This coming season is Franz Welser-Möst’s tenth with the Cleveland Orchestra. There were certainly many highlights along the way in Cleveland, in New York and on tour both here and abroad, but I doubt that anyone present in New York last week who has heard his concerts over the years would disagree that these were among the most sublime. The unlikely combination of Bruckner and Adams seemed not only revolutionary but increasingly logical by the end of the week, and both the cheering ovations and the superlatives of the critics demonstrated the artistic impact of this mini-festival in New York during the hot days of summer. As for me, no longer Mr. Welser-Möst’s manager, I had the luxury of sitting back in my seat at each concert and marveling at the mastery and ease that he brought to the performances, as well as the commitment and virtuosity of the players who seemed totally invested in this special undertaking, confident in the results of their nine year association with their music director, and inspired by the opportunity to play Bruckner symphonies with a conductor who shares the composer’s birthplace and tradition. I reflected on the fact that even a truly great artist’s career develops gradually, and that there is no substitute for the hard work and artistic, intellectual and personal growth that propel it to ever higher levels of success. I felt immensely proud to have had the privilege of sharing that experience with Mr. Welser-Möst over the course of 21 years.

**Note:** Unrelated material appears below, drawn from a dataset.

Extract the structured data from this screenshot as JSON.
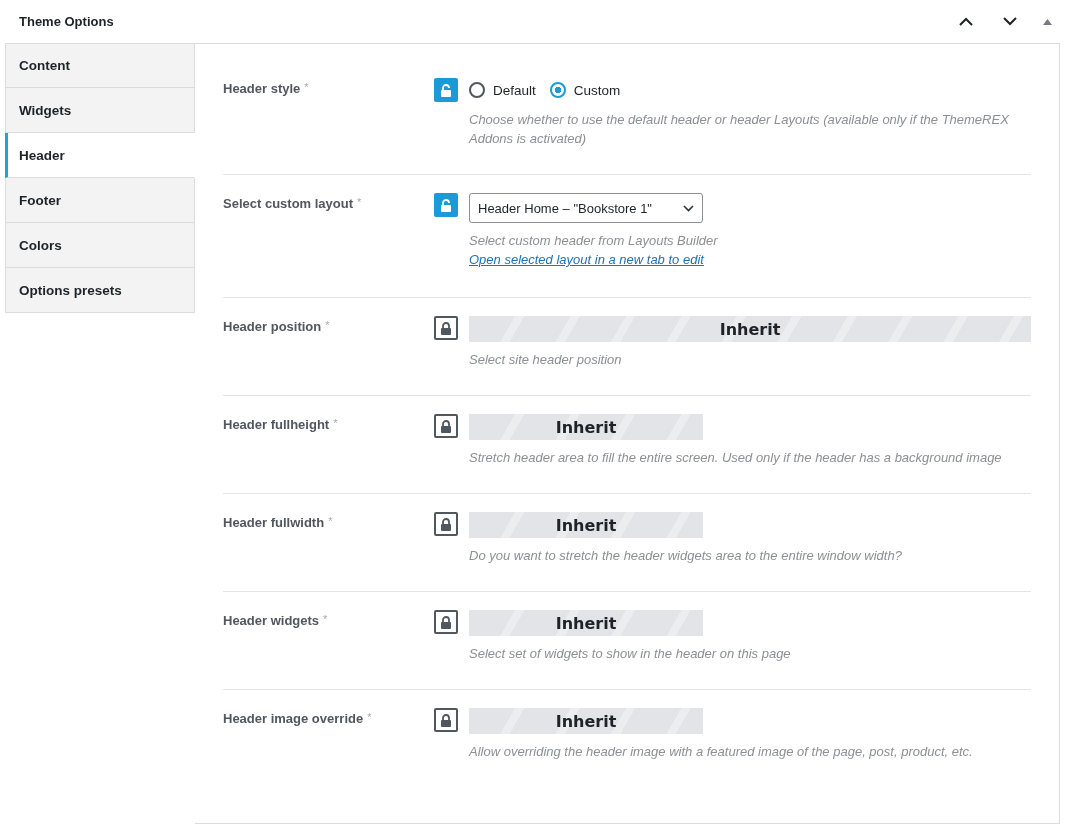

Why, you might ask, am I relating this experience in my blog? It is because I consider myself extremely fortunate to have enjoyed a long career in artist management and I fervently hope that young people with training in music might consider the rewards of such a career. The world of artist management is smaller than the number of deserving artists seeking representation. Very few agencies have sprung up in recent years. I recognize that these are difficult times in which to launch such an enterprise but I believe it is possible to succeed. The first step is to learn the trade by working in (or at least interning at) an established agency and thereby seeing how artists’ careers are managed and developed. (While a degree in arts administration or an MBA can certainly prove helpful, especially if one has hopes of starting one’s own agency, there is no substitute for this type of hands-on experience.) Patience will be required in abundance, as this learning experience is gradual; however, I have seen gifted, enthusiastic individuals, still in their 20’s, advance in their responsibilities from logistical to managerial in only three to five years. Some who seem more destined for a career in sales have become booking representatives in an equally short time. What are the most important characteristics of such people? A knowledge and love of music, excellent organizational and writing skills, healthy self-confidence, good psychological instincts, and sensitivity in dealing with people, openmindedness, perseverance and humility. Above all, they seem to exhibit a sense of joy that derives from feeling privileged to work with some of the world’s most gifted performers and giving them the behind-the-scenes support they require in order to rise above the rigors of a life on the road and reach ever higher levels of artistic success. The thrill of sitting in the audience and knowing that you enjoy such a professional partnership with the artist, or that you booked the concert that enabled the artist to earn the adoration of a cheering audience is an indescribable reward for a job well done. The beauty of it is that it can be repeated many times over in the course of a long and meaningful career.

To ask a question, please write Ask Edna.

© Edna Landau 2011